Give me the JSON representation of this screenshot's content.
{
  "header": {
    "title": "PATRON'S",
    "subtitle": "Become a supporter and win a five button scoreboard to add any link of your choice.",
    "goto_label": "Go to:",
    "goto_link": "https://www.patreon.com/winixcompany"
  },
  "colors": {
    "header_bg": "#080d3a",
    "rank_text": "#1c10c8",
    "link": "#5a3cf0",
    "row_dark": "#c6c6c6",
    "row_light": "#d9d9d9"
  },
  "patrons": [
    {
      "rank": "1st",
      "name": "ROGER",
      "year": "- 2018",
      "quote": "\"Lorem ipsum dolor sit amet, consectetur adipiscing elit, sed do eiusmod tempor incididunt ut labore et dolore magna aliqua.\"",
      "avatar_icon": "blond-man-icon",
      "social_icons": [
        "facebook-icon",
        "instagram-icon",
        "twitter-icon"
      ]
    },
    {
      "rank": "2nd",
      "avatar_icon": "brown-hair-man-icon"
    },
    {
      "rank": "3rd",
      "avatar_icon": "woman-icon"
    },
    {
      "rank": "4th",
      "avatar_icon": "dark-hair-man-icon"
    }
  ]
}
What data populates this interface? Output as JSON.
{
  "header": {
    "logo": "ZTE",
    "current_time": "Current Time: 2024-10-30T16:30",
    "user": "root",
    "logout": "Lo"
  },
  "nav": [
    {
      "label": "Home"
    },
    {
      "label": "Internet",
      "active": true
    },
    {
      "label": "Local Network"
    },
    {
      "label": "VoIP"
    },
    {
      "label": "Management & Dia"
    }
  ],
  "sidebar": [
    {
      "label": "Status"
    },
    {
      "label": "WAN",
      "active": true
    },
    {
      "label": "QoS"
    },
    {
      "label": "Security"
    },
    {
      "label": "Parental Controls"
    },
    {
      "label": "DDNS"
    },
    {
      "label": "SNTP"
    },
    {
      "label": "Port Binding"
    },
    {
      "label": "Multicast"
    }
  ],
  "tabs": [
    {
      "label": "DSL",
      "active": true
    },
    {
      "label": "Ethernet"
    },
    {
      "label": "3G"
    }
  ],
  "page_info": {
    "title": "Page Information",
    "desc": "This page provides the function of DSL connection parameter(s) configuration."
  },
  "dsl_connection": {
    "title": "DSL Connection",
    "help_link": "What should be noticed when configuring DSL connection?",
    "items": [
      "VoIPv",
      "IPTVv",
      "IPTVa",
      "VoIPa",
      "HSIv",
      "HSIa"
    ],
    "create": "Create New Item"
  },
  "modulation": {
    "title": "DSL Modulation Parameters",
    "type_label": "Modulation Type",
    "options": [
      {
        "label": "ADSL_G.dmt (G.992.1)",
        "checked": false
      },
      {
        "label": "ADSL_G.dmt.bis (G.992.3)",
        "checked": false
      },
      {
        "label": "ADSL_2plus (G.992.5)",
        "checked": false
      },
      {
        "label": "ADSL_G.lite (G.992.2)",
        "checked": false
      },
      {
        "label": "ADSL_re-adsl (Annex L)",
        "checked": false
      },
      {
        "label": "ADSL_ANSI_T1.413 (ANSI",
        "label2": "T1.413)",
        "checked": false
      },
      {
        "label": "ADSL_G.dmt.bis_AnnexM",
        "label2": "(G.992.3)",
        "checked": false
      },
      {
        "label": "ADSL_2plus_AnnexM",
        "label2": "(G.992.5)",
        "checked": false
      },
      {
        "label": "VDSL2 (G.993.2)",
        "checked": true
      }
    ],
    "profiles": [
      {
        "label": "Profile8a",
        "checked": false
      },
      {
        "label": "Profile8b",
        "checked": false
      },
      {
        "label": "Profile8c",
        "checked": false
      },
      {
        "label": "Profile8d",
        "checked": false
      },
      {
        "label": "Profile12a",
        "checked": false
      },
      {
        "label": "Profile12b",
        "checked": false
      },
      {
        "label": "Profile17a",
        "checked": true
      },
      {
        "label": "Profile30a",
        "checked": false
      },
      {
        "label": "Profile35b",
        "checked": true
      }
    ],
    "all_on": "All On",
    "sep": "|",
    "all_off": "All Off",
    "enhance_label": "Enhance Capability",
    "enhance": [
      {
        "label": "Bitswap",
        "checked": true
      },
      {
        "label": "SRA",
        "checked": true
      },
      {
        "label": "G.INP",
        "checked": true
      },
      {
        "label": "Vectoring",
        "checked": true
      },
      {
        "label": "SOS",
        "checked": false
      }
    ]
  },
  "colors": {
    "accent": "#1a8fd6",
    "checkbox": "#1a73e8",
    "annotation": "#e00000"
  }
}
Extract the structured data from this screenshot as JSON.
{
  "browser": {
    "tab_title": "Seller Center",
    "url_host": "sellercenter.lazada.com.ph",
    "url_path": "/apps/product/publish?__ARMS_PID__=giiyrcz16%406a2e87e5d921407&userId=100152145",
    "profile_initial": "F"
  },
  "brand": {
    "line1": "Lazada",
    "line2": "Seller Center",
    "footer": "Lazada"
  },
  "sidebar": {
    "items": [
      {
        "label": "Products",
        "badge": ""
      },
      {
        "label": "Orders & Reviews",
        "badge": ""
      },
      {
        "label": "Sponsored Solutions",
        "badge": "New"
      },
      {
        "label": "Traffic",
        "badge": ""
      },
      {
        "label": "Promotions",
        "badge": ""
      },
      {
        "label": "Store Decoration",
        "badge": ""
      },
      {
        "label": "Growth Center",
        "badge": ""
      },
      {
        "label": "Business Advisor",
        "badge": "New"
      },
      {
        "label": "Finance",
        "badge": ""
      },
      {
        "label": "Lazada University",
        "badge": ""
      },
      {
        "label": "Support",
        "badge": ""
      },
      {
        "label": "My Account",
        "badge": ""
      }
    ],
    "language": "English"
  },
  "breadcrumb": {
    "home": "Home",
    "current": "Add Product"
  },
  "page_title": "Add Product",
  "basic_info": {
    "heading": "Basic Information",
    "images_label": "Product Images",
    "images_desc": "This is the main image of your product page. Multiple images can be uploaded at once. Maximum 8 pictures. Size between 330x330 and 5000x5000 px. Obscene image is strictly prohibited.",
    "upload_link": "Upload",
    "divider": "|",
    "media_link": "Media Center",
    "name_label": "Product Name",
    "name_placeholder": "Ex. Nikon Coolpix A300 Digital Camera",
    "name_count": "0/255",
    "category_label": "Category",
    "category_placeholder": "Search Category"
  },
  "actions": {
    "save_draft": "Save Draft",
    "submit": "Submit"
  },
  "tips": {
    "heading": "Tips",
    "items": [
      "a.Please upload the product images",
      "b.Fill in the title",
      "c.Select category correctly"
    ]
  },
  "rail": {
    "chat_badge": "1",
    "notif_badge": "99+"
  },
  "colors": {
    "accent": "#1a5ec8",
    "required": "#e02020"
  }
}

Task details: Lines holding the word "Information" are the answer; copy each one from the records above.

Solution to this problem:
    "title": "Page Information",
    "heading": "Basic Information",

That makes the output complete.